Leo was due to start at the local crèche in Monchique at the beginning of September. I had decided that I would take him there for three afternoons per week while I went to the library and did some work. Good for him, good for me.
It didn’t go quite to plan. His age group (12-24 months) sleep from 12.30 – 2.30 (even though Leo still sleeps in the morning and afternoon) so I got there at 2.30 when the little ones were waking up. Only some of them were twice the size of Leo. With long hair and big feet. But I was assured they were less than 24 months – just, as it turned out. It took about half an hour before I managed to unclamp Leo’s fingers from my arm and put him on the floor with the others. I got some mismatching rings on a little plastic pole – similar to something he has at home and sat down with him on the floor. The room was stifling. The woman in charge opened the window but no air seemed to get in. The other children were somnolently wandering around holding pieces of plastic vegetables. One little girl with corkscrew dark curls pushed a pram with a one-armed human-like doll. The girl smiled but her eyes were tired.
Leo looked in horror at a pile of dolls with broken limbs and went instead for an aubergine. A blonde-haired boy came and snatched it from Leo so I snatched it back. That is to say, of course, I gave the other boy a potato and Leo the aubergine. No one spoke apart from the staff as they changed nappies and chatted to each other and monologued with the little ones. ‘Come here, Maria, it smells like you’ve done a poo, come on, let’s change you…’ The children didn’t answer but as soon as they were released continued pacing the room. One by one they were sat down and given a yogurt. Not one of them tried to wriggle away –unlike Leo, who tried to climb out of the window. It reminded me of a scene from ‘One Flew over the Cuckoo’s Nest’ – except with little people.
Leo loves water, which he calls ‘tea’ and he always plays with the watering can at home – both a toy and a real one. I found him a toy one and he happily took it and went to a tap and turned it on. But the tap wasn’t real. Leo looked up at me, with saudades in his eyes, and said, ‘Tea? Tea?
Later, at home, thinking it would be fine, it was just for a few hours a week in the afternoon, my iPhone rang.
‘I’m sorry,’ said the educator, ‘but we can’t accept him only in the afternoons. He must be here before 10 am.’
‘But what about mums and dads who work in the afternoon?’ I asked.
‘They must come in the morning.’

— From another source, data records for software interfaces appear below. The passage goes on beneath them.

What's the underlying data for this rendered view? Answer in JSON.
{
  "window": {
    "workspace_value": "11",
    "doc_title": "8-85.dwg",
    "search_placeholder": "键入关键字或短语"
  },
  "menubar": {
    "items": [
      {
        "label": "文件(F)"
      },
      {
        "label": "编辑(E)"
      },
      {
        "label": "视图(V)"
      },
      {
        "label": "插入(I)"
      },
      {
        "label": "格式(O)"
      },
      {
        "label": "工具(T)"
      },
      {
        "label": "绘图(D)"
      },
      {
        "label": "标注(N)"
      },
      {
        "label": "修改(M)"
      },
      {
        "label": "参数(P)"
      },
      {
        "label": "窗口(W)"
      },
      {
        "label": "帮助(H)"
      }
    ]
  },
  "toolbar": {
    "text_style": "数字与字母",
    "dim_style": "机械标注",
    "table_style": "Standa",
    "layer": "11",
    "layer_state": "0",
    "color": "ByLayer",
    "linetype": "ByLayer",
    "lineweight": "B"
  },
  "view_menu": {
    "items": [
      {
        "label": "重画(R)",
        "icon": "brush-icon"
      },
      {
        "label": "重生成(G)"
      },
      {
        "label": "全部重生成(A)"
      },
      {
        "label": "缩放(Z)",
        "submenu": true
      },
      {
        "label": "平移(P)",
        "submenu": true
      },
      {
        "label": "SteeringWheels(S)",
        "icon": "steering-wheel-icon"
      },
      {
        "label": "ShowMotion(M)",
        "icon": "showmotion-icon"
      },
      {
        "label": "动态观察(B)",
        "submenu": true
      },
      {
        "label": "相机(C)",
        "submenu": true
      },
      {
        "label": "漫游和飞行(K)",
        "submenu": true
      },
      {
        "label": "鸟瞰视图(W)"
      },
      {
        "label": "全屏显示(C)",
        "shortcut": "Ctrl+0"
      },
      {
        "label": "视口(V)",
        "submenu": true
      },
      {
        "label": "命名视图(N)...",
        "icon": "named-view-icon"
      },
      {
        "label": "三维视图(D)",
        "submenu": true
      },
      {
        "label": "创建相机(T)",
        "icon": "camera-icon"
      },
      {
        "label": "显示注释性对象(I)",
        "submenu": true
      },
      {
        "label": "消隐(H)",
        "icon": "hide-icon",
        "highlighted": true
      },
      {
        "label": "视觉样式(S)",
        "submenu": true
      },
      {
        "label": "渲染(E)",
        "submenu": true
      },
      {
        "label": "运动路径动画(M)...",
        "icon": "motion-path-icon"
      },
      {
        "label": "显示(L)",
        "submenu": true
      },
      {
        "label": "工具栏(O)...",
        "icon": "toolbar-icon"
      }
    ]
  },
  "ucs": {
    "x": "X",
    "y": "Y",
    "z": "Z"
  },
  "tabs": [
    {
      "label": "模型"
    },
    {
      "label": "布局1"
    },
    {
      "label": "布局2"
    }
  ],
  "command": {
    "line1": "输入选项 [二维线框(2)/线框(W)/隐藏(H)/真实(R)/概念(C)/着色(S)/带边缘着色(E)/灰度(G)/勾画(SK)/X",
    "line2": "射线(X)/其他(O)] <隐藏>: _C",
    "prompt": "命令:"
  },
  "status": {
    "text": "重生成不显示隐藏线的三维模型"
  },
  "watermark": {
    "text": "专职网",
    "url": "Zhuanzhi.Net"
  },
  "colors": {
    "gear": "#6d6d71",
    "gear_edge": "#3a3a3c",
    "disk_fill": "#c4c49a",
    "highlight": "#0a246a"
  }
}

I said I would call her back. Now I don’t know anything about crèches or child pedagogy but surely it makes sense for the parent to spend as much time as possible with their child and for the crèche to try to accommodate that?
I paced around the terrace at home wondering what to do while Leo happily played with his real watering can and real ‘tea’. I thought that maybe two days a week from 10-3 pm would be okay.
‘What do you think, Leo,’ I asked absentmindedly. ‘Would you like to go the crèche a couple of times a week?’
He ignored me and went on playing with his watering can.
I went into the kitchen to get a real cup of tea. I decided I was being silly, suffering from separation anxiety. I would call the crèche and book him in for two days a week. Just then Leo let out an ear-piercing screech. I ran outside and found him pointing to the fenced-off water tank aka swimming pool – two square metres of tea.
‘Tea, tea!’ he said. There was an unusual sense of urgency in his voice.
I looked in and there was my iPhone lying at the bottom of the pool floor. I screeched, opened the gate, jumped in fully dressed and retrieved it. It was, not surprisingly, drowned. Leo went on happily playing with his watering can while I tried to give my phone the kiss of life. Miraculously, after a few hours and some gentle massaging with a dry towel it came back to life. That is to say the internet and camera work, as does text messaging, but unfortunately the phone itself gurgles and then goes dead.
So I was never able to call the crèche.